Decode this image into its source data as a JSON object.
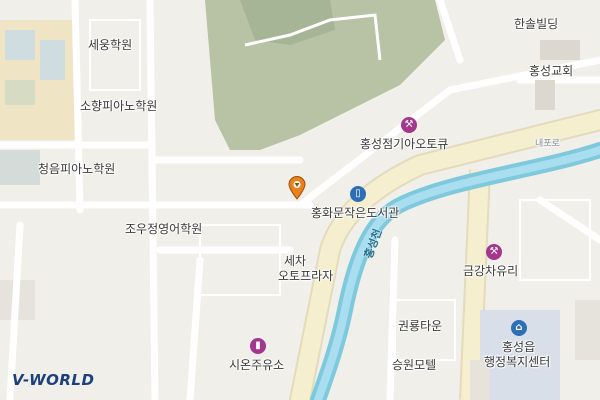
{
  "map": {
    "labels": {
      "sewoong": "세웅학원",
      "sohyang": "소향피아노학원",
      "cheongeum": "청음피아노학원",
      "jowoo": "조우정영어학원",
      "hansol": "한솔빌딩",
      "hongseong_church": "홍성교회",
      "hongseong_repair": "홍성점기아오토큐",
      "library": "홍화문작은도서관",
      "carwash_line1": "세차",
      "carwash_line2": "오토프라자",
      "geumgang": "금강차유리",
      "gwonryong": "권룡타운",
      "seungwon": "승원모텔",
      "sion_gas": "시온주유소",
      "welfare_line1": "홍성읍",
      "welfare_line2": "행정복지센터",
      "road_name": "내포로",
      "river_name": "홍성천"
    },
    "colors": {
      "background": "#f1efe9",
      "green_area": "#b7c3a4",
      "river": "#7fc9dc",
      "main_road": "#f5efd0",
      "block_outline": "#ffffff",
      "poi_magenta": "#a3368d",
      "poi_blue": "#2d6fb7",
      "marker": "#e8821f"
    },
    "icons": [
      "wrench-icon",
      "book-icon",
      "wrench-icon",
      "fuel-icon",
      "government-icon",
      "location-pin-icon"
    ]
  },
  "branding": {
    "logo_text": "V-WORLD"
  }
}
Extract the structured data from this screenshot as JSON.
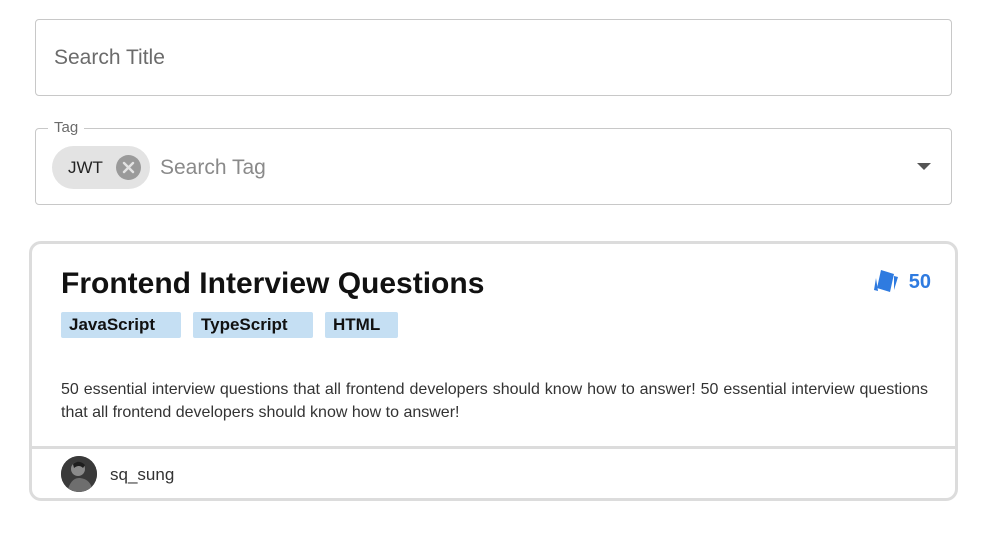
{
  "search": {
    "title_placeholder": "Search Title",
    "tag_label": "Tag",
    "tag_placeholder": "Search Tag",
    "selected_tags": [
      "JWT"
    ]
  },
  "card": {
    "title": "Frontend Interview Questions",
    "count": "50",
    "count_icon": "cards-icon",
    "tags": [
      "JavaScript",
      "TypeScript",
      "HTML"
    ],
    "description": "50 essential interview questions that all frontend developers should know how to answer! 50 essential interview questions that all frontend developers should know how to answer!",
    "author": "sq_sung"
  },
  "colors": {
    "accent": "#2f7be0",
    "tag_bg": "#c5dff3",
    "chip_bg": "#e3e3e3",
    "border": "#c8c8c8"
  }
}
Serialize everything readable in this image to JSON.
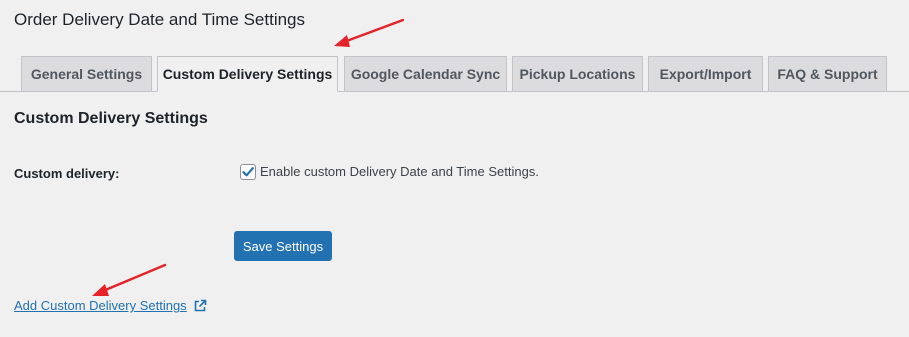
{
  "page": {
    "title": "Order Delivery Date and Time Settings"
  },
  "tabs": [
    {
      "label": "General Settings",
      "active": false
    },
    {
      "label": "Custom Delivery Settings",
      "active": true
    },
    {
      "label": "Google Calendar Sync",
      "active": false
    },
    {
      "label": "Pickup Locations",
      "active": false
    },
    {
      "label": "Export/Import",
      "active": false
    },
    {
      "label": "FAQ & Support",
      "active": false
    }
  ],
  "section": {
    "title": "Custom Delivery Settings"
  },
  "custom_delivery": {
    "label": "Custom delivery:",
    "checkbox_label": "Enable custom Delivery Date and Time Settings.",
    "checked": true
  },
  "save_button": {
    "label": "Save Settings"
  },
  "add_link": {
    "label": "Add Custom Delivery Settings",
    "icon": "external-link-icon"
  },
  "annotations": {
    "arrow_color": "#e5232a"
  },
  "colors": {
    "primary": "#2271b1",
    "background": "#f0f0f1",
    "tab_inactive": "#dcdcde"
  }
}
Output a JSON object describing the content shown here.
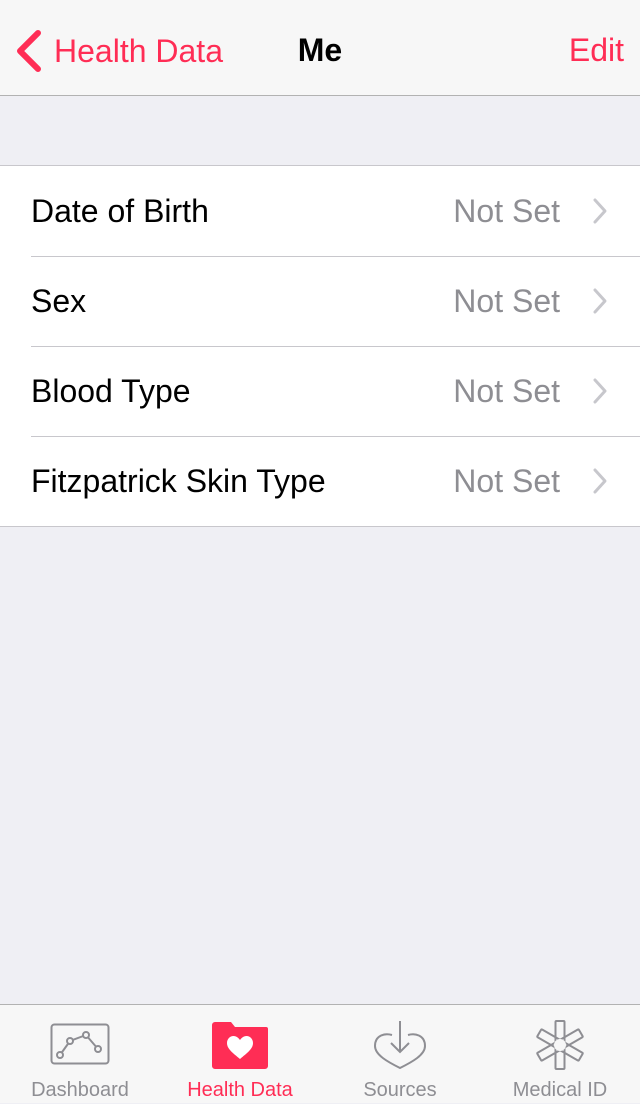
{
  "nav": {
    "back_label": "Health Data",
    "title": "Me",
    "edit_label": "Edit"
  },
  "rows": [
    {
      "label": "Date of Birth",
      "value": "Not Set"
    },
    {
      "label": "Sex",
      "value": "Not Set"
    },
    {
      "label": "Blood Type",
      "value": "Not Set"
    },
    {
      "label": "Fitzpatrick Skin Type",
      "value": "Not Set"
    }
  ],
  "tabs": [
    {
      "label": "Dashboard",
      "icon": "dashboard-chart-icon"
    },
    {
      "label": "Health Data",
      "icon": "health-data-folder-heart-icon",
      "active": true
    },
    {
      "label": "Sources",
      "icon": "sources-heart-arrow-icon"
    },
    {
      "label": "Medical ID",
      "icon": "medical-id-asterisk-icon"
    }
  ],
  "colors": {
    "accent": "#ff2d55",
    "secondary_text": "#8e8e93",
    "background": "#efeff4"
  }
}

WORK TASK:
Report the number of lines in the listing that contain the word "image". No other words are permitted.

WORKED SOLUTION:
2